I was wondering how much truth there is to the story of Crassus’s fire brigade. Crassus was one of the wealthiest men in Rome and supposedly made a lot of money by showing up at burning houses, buying the house from the owner for a pittance, and then putting out the fire with his crew of slaves.
Hi Jon, and sorry for the slow reply. Plutarch accepts the story of Crassus’s purchasing houses that were on fire. Perhaps even more significantly, he offered to purchase other buildings in the vicinity that were at high risk of catching fire if his crew did nothing to stop the blaze.
I’ve never read a contradictory claim to Plutarch on this, so I’m inclined to accept it as legitimate.
Thank you for the reply. Is there any way to tell whether Crassus’s fire brigade was actually profitable? And if it was, why didn’t anyone undercut him by offering fire fighting services on a saner business model, such as selling subscriptions or just charging fees on an individual basis?

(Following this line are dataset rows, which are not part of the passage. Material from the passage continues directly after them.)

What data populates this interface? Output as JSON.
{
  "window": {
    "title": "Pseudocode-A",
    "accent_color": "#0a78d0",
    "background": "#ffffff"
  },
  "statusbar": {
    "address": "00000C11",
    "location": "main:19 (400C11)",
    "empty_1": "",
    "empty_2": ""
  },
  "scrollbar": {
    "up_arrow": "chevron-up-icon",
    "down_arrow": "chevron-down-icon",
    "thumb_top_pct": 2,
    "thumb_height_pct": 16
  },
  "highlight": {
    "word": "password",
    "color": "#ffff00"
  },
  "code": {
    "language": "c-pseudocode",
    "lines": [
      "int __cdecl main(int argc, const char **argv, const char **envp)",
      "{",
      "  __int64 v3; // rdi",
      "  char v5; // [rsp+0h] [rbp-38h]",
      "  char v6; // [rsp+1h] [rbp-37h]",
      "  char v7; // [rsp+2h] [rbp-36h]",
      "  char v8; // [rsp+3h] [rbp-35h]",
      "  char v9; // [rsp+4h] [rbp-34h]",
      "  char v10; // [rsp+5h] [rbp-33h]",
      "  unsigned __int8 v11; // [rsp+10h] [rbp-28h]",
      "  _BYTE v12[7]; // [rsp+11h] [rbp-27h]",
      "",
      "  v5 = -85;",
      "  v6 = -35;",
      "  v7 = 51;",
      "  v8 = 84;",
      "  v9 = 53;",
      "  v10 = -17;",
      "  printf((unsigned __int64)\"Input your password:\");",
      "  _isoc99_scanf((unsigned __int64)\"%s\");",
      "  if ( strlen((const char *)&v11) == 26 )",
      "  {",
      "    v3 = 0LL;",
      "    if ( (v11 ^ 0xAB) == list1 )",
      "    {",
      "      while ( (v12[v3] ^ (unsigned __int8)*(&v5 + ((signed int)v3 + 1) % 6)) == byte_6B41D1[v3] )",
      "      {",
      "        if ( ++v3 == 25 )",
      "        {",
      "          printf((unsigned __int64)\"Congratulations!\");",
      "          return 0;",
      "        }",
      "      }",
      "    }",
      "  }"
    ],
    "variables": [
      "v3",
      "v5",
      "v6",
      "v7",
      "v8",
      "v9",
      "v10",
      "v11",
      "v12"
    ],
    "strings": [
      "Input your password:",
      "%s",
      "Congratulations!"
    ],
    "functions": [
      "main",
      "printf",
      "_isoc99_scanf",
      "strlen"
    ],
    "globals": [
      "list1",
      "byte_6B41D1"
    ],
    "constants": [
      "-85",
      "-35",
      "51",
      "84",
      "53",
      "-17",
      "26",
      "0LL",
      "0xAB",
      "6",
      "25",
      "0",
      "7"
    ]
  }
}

I don’t know of any way to measure the profitability of the brigade. Plutarch writes that Crassus had made a point of buying up slaves who were skilled architects and builders, and that might have constrained potential competitors.